**Problem to solve:** The answer must consist of each line below that holds the word "time", copied as it stands.

**Provided data:**

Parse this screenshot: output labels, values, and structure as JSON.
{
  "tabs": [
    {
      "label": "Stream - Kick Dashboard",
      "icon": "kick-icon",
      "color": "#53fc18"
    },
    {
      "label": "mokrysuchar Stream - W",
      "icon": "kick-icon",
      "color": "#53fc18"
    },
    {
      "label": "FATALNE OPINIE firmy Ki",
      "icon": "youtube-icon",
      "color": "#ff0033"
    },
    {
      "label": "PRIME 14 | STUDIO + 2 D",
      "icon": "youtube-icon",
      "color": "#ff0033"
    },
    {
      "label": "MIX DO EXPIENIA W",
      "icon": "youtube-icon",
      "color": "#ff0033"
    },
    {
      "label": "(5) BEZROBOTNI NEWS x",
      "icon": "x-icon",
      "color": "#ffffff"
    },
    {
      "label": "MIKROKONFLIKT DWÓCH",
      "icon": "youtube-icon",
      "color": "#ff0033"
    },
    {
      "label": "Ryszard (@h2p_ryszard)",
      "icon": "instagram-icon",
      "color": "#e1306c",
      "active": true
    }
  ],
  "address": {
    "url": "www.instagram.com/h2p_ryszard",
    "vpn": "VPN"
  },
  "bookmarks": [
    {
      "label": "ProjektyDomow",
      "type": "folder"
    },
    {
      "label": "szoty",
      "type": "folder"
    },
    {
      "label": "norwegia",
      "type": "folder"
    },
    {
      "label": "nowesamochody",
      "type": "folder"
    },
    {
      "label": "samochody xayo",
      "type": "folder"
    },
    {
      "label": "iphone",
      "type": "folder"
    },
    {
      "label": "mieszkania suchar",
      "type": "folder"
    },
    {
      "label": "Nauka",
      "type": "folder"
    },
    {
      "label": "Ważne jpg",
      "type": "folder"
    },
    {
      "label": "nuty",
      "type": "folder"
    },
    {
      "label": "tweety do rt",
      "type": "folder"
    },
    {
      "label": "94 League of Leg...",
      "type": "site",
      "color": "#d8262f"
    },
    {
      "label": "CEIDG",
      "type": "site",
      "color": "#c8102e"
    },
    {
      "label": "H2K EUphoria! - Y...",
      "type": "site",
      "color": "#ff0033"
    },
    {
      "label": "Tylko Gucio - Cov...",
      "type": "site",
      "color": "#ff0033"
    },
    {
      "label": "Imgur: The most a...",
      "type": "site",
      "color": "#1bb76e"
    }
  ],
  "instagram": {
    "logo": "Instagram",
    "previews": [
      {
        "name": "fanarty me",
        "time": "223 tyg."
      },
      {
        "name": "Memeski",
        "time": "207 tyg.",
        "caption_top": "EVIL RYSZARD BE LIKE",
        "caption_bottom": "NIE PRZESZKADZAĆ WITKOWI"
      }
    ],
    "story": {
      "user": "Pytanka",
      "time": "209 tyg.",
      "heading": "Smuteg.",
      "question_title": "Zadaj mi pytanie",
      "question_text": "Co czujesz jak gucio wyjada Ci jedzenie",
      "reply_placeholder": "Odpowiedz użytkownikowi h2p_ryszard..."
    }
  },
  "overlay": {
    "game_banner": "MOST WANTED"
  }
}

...

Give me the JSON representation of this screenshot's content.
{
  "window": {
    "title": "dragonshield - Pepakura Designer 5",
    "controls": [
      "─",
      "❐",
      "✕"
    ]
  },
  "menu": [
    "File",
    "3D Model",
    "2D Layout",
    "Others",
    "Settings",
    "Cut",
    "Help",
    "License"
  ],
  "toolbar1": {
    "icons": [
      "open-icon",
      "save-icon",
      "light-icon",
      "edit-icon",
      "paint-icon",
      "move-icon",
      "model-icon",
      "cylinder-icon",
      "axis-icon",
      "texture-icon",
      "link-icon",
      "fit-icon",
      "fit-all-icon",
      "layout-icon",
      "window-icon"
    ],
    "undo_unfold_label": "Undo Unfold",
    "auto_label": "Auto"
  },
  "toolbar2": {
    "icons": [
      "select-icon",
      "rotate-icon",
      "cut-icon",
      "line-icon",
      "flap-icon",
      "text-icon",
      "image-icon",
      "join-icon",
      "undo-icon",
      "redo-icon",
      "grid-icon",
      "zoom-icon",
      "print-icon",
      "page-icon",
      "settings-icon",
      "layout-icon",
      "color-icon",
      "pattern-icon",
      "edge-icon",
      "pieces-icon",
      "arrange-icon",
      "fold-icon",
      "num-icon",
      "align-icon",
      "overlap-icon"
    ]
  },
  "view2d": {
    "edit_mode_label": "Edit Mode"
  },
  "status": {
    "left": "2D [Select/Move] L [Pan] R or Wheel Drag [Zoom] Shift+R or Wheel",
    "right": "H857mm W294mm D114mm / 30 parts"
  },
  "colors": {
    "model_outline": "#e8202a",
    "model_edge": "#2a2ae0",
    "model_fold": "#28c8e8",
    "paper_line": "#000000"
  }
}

**Answer to this problem:**
        "time": "223 tyg."
        "time": "207 tyg.",
      "time": "209 tyg.",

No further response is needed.